== AIM OF THE EXERCISE ==
Scan the listing below. Return every line containing the string "Stück".

== INFORMATION ==
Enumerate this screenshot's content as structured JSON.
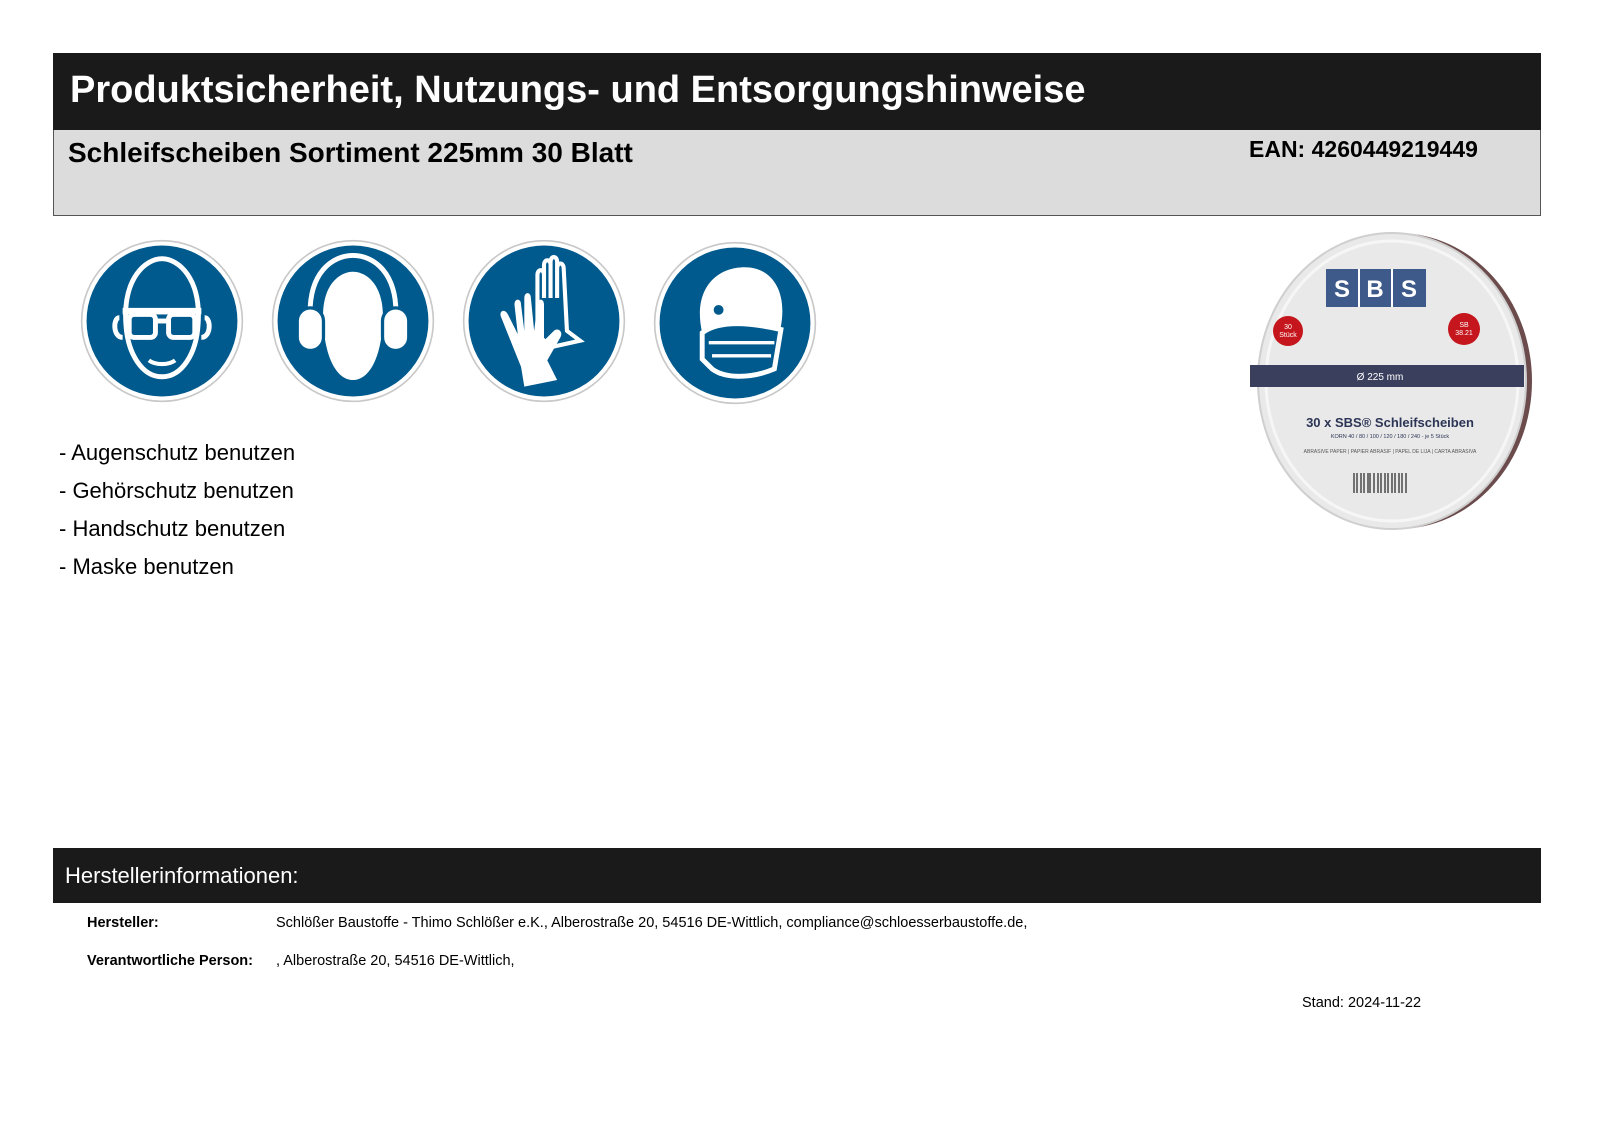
{
  "header": {
    "title": "Produktsicherheit, Nutzungs- und Entsorgungshinweise",
    "product_name": "Schleifscheiben Sortiment 225mm 30 Blatt",
    "ean": "EAN: 4260449219449"
  },
  "safety_signs": [
    {
      "icon": "eye-protection-icon"
    },
    {
      "icon": "ear-protection-icon"
    },
    {
      "icon": "hand-protection-icon"
    },
    {
      "icon": "face-mask-icon"
    }
  ],
  "hints": [
    "- Augenschutz benutzen",
    "- Gehörschutz benutzen",
    "- Handschutz benutzen",
    "- Maske benutzen"
  ],
  "product_image": {
    "brand": "SBS",
    "badge_left_top": "30",
    "badge_left_bottom": "Stück",
    "badge_right_top": "SB",
    "badge_right_bottom": "38.21",
    "diameter": "Ø 225 mm",
    "line1": "30 x SBS® Schleifscheiben",
    "line2": "KORN 40 / 80 / 100 / 120 / 180 / 240 - je 5 Stück",
    "line3": "ABRASIVE PAPER | PAPIER ABRASIF | PAPEL DE LIJA | CARTA ABRASIVA"
  },
  "manufacturer": {
    "section_title": "Herstellerinformationen:",
    "hersteller_label": "Hersteller:",
    "hersteller_value": "Schlößer Baustoffe - Thimo Schlößer e.K., Alberostraße 20, 54516 DE-Wittlich, compliance@schloesserbaustoffe.de,",
    "person_label": "Verantwortliche Person:",
    "person_value": ", Alberostraße 20, 54516 DE-Wittlich,",
    "stand": "Stand: 2024-11-22"
  },
  "colors": {
    "sign_blue": "#005a8e",
    "dark_bar": "#1a1a1a",
    "light_bar": "#dcdcdc",
    "brand_blue": "#3d5a8a",
    "badge_red": "#c4161c"
  }
}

== SOLUTION TO THIS TASK ==
    "badge_left_bottom": "Stück",
    "line2": "KORN 40 / 80 / 100 / 120 / 180 / 240 - je 5 Stück",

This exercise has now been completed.